Weather conditions obviously impact airline operations both on the ground and in the air, usually for the worse; but on Monday, the weather helped break a new record for speed for a commercial flight. The record for the fastest transatlantic flight by a subsonic airliner was broken compliments of the jet stream.
The jet stream is a a narrow, variable band of very strong, predominantly westerly air currents circling the globe several miles above the earth. There are typically two or three jet streams in each of the northern and southern hemispheres. Depending on the season and the weather pattern in place, the jet stream will set itself up somewhere over the Atlantic, typically swinging north and south in atmospheric waves.

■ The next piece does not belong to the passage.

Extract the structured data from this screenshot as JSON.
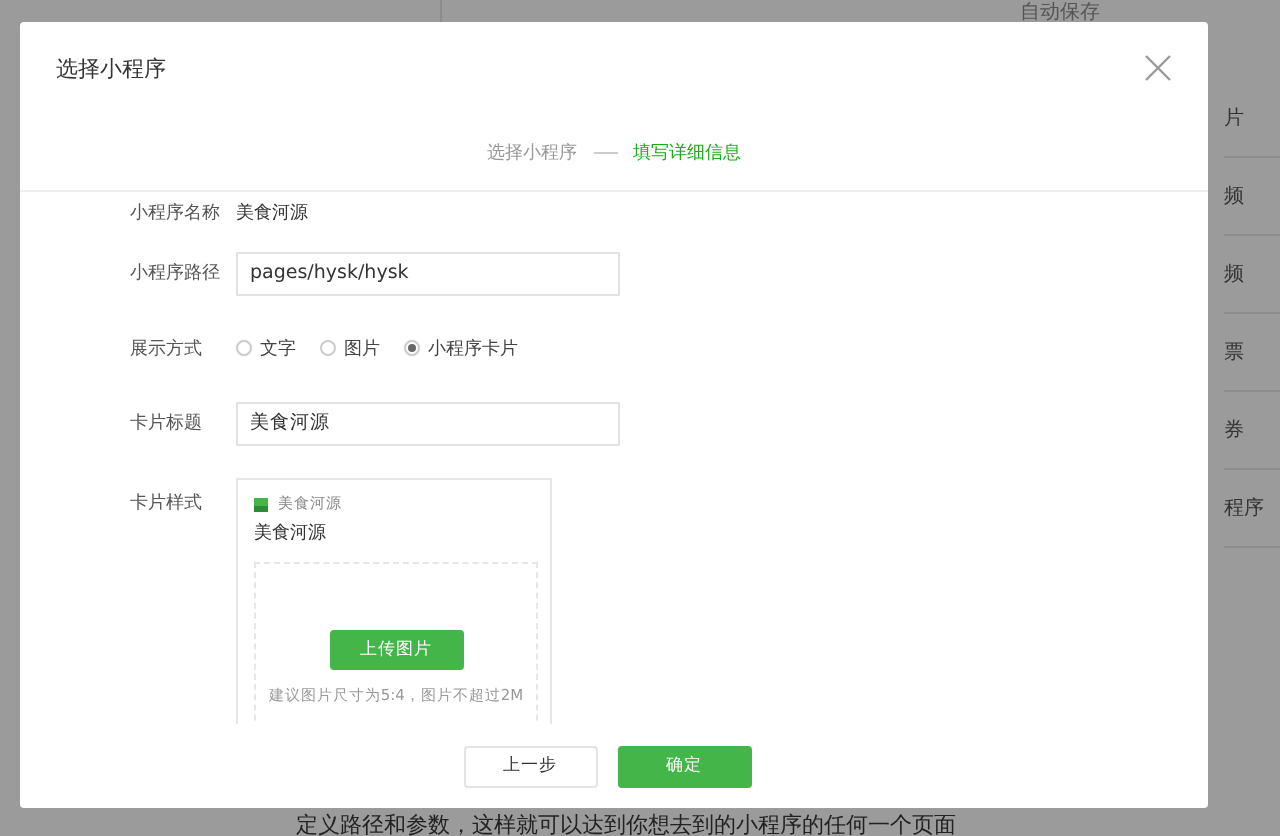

On Monday, conditions were just right with the jet stream and air traffic for a Boeing 787-9 Dreamliner to take advantage of those winds and race from New York City, New York to London, England. The jet operated by Norwegian flew from New York’s JFK Airport to London’s Gatwick Airport in just five hours and 13 minutes. The aircraft, carrying 284 passengers, arrived in London 53 minutes early at 9.57pm on Monday. The previous record was five hours and 16 minutes.
“The 787 Dreamliner is a pleasure to fly and it’s a great feeling to know that we have set a new record in this aircraft,” said Norwegian pilot Harold van Dam. “We were actually in the air for just over five hours and if it had not been for forecasted turbulence at lower altitude, we could have flown even faster.”
The jet stream also helped other flights race across the Atlantic. On the day before the record-breaking flight, London Gatwick-based Captain Pascal Niewold recorded his fastest ever transatlantic flight of 5 hours and 20 minutes while flying the Boeing 787 Dreamliner from New York to London. That flight had a maximum tailwind of 224 mph and reached a top speed of 779 mph. Norwegian Captain Pascal Niewold said, “The passengers and crew were very pleasantly surprised that we were already landing in London. It was a very smooth flight with almost no turbulence and as a result of the jet stream we arrived 25 minutes early.”